== Problem requirements ==
Your task is to return all of the entries below exactly, leaving out each picture.

== Information given ==
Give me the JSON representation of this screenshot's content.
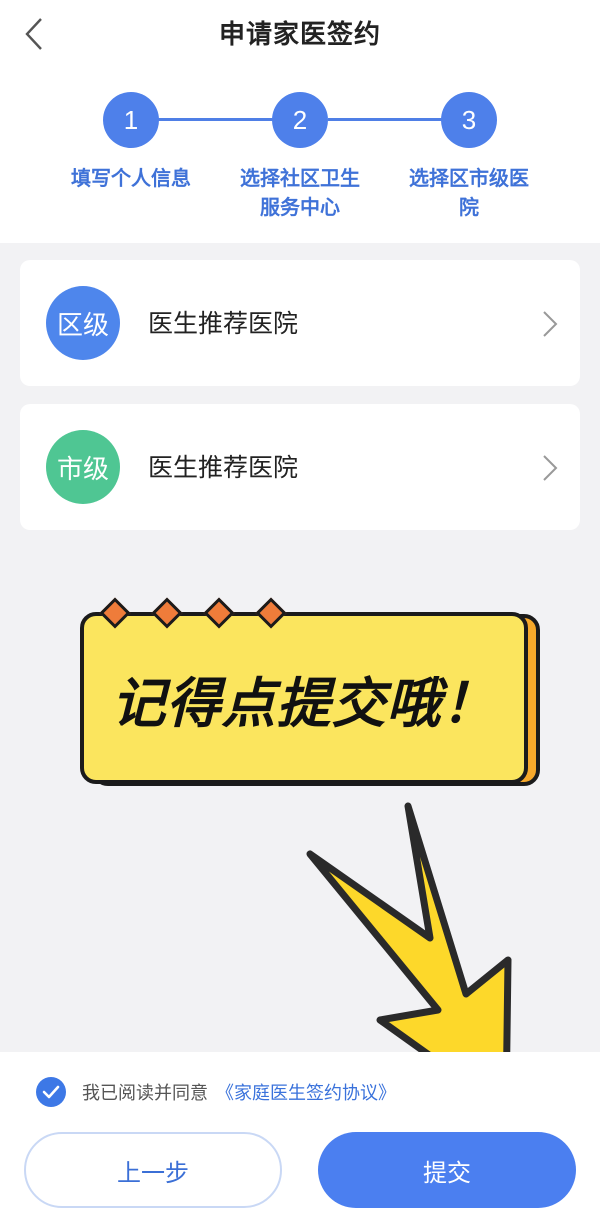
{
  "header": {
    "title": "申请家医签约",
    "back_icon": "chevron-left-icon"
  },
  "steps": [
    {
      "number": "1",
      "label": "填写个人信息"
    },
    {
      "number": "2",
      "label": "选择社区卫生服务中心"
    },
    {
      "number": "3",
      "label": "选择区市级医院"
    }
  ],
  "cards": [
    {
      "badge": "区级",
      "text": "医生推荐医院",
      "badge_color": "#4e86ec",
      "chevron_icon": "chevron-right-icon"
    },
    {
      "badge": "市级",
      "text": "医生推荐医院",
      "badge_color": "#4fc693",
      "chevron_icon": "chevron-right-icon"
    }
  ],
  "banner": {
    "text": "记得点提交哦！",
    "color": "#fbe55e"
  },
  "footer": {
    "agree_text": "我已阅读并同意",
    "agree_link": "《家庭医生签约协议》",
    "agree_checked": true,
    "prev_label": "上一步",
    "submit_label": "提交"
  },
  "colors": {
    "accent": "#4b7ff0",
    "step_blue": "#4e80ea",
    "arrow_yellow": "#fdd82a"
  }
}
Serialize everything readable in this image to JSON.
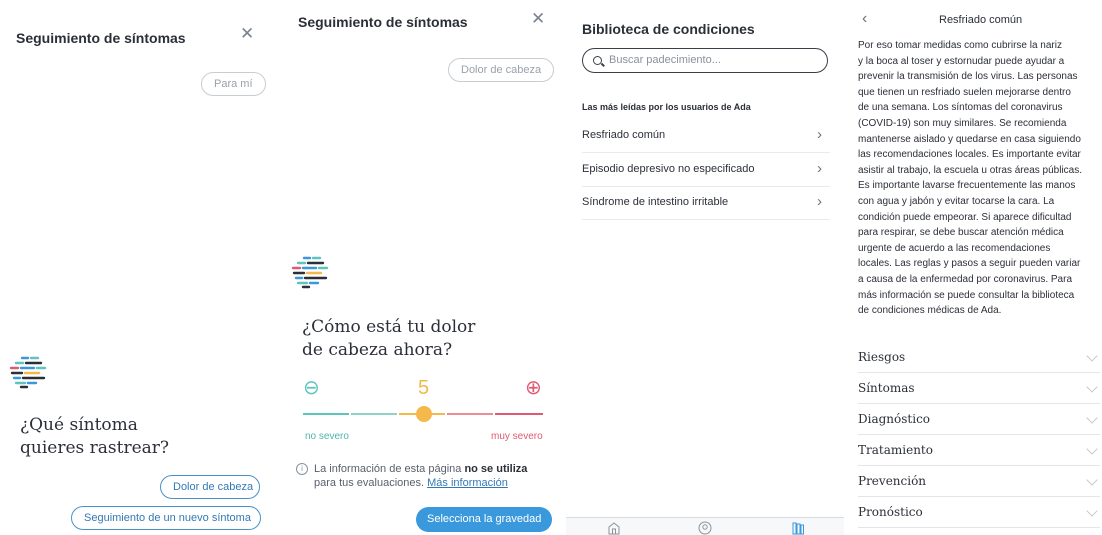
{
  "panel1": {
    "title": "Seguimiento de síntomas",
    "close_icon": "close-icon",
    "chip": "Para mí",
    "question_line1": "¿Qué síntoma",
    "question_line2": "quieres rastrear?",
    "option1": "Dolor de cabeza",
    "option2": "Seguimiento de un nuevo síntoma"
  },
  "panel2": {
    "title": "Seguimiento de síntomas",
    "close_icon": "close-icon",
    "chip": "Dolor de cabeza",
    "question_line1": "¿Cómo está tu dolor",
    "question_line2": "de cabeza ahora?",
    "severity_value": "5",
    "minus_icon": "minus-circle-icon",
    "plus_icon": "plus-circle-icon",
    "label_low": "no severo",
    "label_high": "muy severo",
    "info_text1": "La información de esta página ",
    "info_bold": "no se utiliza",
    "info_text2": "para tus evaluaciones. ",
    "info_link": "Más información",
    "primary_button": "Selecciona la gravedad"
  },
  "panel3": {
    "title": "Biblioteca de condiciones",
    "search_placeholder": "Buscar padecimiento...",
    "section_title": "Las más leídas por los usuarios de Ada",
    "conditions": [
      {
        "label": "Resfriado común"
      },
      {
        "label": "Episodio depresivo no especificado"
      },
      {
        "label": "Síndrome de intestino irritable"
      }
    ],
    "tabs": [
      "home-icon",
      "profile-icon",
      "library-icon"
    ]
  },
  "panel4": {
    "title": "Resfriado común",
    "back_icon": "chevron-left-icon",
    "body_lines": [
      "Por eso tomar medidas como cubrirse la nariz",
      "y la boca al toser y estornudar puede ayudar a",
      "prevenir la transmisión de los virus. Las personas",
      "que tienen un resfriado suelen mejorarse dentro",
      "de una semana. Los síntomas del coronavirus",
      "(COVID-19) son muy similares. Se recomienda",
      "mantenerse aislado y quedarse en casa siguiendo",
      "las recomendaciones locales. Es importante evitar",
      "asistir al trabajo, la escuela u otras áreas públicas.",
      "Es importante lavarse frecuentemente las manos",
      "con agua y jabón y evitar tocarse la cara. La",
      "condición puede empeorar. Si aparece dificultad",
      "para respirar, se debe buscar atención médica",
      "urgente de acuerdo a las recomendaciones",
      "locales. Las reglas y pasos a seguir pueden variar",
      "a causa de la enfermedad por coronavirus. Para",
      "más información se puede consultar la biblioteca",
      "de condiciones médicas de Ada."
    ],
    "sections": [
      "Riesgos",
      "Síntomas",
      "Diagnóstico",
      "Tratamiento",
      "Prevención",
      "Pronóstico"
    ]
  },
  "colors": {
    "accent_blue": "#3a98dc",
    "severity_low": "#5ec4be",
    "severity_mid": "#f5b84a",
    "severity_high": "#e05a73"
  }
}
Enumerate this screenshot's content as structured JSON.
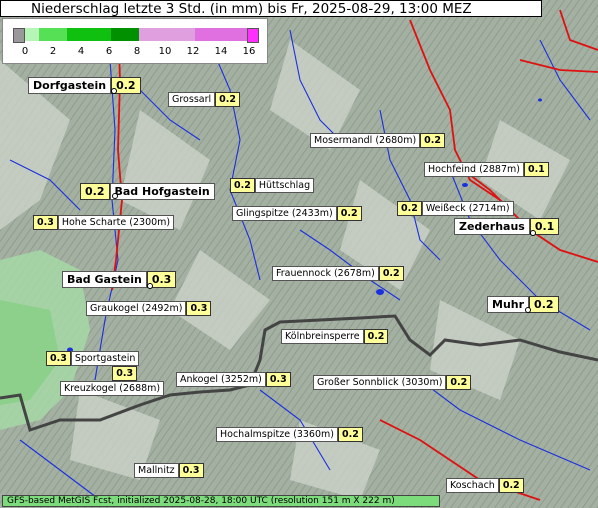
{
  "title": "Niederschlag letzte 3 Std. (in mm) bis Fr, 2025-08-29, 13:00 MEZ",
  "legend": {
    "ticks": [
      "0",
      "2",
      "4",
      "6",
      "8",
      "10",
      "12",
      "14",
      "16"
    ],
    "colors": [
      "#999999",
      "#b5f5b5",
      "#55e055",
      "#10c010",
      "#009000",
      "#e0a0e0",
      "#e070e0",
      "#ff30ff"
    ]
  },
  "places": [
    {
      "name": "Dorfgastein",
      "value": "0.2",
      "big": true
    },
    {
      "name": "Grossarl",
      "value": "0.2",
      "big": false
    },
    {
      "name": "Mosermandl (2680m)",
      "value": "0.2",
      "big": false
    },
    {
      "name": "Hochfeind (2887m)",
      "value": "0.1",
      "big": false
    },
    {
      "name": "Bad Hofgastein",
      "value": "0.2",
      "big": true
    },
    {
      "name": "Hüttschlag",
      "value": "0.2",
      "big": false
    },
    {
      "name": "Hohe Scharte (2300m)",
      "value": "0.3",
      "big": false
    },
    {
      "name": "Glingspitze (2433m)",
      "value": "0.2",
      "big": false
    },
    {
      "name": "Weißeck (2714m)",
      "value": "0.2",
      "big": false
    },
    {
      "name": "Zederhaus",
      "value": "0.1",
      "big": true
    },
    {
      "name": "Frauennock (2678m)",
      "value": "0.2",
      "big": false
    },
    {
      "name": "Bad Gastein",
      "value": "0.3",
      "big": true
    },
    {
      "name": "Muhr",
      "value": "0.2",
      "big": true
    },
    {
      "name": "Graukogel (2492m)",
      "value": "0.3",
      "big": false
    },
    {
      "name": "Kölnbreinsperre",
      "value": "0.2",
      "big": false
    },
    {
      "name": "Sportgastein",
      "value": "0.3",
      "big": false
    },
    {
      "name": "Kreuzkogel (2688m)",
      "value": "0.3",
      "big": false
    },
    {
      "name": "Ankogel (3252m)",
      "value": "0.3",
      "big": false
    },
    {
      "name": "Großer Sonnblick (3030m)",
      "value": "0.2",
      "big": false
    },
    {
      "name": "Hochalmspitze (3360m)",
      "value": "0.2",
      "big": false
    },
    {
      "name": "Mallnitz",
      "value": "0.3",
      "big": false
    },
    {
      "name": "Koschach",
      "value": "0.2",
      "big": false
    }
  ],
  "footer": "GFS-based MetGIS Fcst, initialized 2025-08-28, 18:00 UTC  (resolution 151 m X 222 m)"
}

== Exercise response ==
Give me the JSON representation of this screenshot's content.
{
  "header": {
    "title": "申请家医签约",
    "back_icon": "chevron-left-icon"
  },
  "steps": [
    {
      "number": "1",
      "label": "填写个人信息"
    },
    {
      "number": "2",
      "label": "选择社区卫生服务中心"
    },
    {
      "number": "3",
      "label": "选择区市级医院"
    }
  ],
  "cards": [
    {
      "badge": "区级",
      "text": "医生推荐医院",
      "badge_color": "#4e86ec",
      "chevron_icon": "chevron-right-icon"
    },
    {
      "badge": "市级",
      "text": "医生推荐医院",
      "badge_color": "#4fc693",
      "chevron_icon": "chevron-right-icon"
    }
  ],
  "banner": {
    "text": "记得点提交哦！",
    "color": "#fbe55e"
  },
  "footer": {
    "agree_text": "我已阅读并同意",
    "agree_link": "《家庭医生签约协议》",
    "agree_checked": true,
    "prev_label": "上一步",
    "submit_label": "提交"
  },
  "colors": {
    "accent": "#4b7ff0",
    "step_blue": "#4e80ea",
    "arrow_yellow": "#fdd82a"
  }
}
Serialize everything readable in this image to JSON.
{
  "panel1": {
    "title": "Seguimiento de síntomas",
    "close_icon": "close-icon",
    "chip": "Para mí",
    "question_line1": "¿Qué síntoma",
    "question_line2": "quieres rastrear?",
    "option1": "Dolor de cabeza",
    "option2": "Seguimiento de un nuevo síntoma"
  },
  "panel2": {
    "title": "Seguimiento de síntomas",
    "close_icon": "close-icon",
    "chip": "Dolor de cabeza",
    "question_line1": "¿Cómo está tu dolor",
    "question_line2": "de cabeza ahora?",
    "severity_value": "5",
    "minus_icon": "minus-circle-icon",
    "plus_icon": "plus-circle-icon",
    "label_low": "no severo",
    "label_high": "muy severo",
    "info_text1": "La información de esta página ",
    "info_bold": "no se utiliza",
    "info_text2": "para tus evaluaciones. ",
    "info_link": "Más información",
    "primary_button": "Selecciona la gravedad"
  },
  "panel3": {
    "title": "Biblioteca de condiciones",
    "search_placeholder": "Buscar padecimiento...",
    "section_title": "Las más leídas por los usuarios de Ada",
    "conditions": [
      {
        "label": "Resfriado común"
      },
      {
        "label": "Episodio depresivo no especificado"
      },
      {
        "label": "Síndrome de intestino irritable"
      }
    ],
    "tabs": [
      "home-icon",
      "profile-icon",
      "library-icon"
    ]
  },
  "panel4": {
    "title": "Resfriado común",
    "back_icon": "chevron-left-icon",
    "body_lines": [
      "Por eso tomar medidas como cubrirse la nariz",
      "y la boca al toser y estornudar puede ayudar a",
      "prevenir la transmisión de los virus. Las personas",
      "que tienen un resfriado suelen mejorarse dentro",
      "de una semana. Los síntomas del coronavirus",
      "(COVID-19) son muy similares. Se recomienda",
      "mantenerse aislado y quedarse en casa siguiendo",
      "las recomendaciones locales. Es importante evitar",
      "asistir al trabajo, la escuela u otras áreas públicas.",
      "Es importante lavarse frecuentemente las manos",
      "con agua y jabón y evitar tocarse la cara. La",
      "condición puede empeorar. Si aparece dificultad",
      "para respirar, se debe buscar atención médica",
      "urgente de acuerdo a las recomendaciones",
      "locales. Las reglas y pasos a seguir pueden variar",
      "a causa de la enfermedad por coronavirus. Para",
      "más información se puede consultar la biblioteca",
      "de condiciones médicas de Ada."
    ],
    "sections": [
      "Riesgos",
      "Síntomas",
      "Diagnóstico",
      "Tratamiento",
      "Prevención",
      "Pronóstico"
    ]
  },
  "colors": {
    "accent_blue": "#3a98dc",
    "severity_low": "#5ec4be",
    "severity_mid": "#f5b84a",
    "severity_high": "#e05a73"
  }
}
Enumerate this screenshot's content as structured JSON.
{
  "title": "Niederschlag letzte 3 Std. (in mm) bis Fr, 2025-08-29, 13:00 MEZ",
  "legend": {
    "ticks": [
      "0",
      "2",
      "4",
      "6",
      "8",
      "10",
      "12",
      "14",
      "16"
    ],
    "colors": [
      "#999999",
      "#b5f5b5",
      "#55e055",
      "#10c010",
      "#009000",
      "#e0a0e0",
      "#e070e0",
      "#ff30ff"
    ]
  },
  "places": [
    {
      "name": "Dorfgastein",
      "value": "0.2",
      "big": true
    },
    {
      "name": "Grossarl",
      "value": "0.2",
      "big": false
    },
    {
      "name": "Mosermandl (2680m)",
      "value": "0.2",
      "big": false
    },
    {
      "name": "Hochfeind (2887m)",
      "value": "0.1",
      "big": false
    },
    {
      "name": "Bad Hofgastein",
      "value": "0.2",
      "big": true
    },
    {
      "name": "Hüttschlag",
      "value": "0.2",
      "big": false
    },
    {
      "name": "Hohe Scharte (2300m)",
      "value": "0.3",
      "big": false
    },
    {
      "name": "Glingspitze (2433m)",
      "value": "0.2",
      "big": false
    },
    {
      "name": "Weißeck (2714m)",
      "value": "0.2",
      "big": false
    },
    {
      "name": "Zederhaus",
      "value": "0.1",
      "big": true
    },
    {
      "name": "Frauennock (2678m)",
      "value": "0.2",
      "big": false
    },
    {
      "name": "Bad Gastein",
      "value": "0.3",
      "big": true
    },
    {
      "name": "Muhr",
      "value": "0.2",
      "big": true
    },
    {
      "name": "Graukogel (2492m)",
      "value": "0.3",
      "big": false
    },
    {
      "name": "Kölnbreinsperre",
      "value": "0.2",
      "big": false
    },
    {
      "name": "Sportgastein",
      "value": "0.3",
      "big": false
    },
    {
      "name": "Kreuzkogel (2688m)",
      "value": "0.3",
      "big": false
    },
    {
      "name": "Ankogel (3252m)",
      "value": "0.3",
      "big": false
    },
    {
      "name": "Großer Sonnblick (3030m)",
      "value": "0.2",
      "big": false
    },
    {
      "name": "Hochalmspitze (3360m)",
      "value": "0.2",
      "big": false
    },
    {
      "name": "Mallnitz",
      "value": "0.3",
      "big": false
    },
    {
      "name": "Koschach",
      "value": "0.2",
      "big": false
    }
  ],
  "footer": "GFS-based MetGIS Fcst, initialized 2025-08-28, 18:00 UTC  (resolution 151 m X 222 m)"
}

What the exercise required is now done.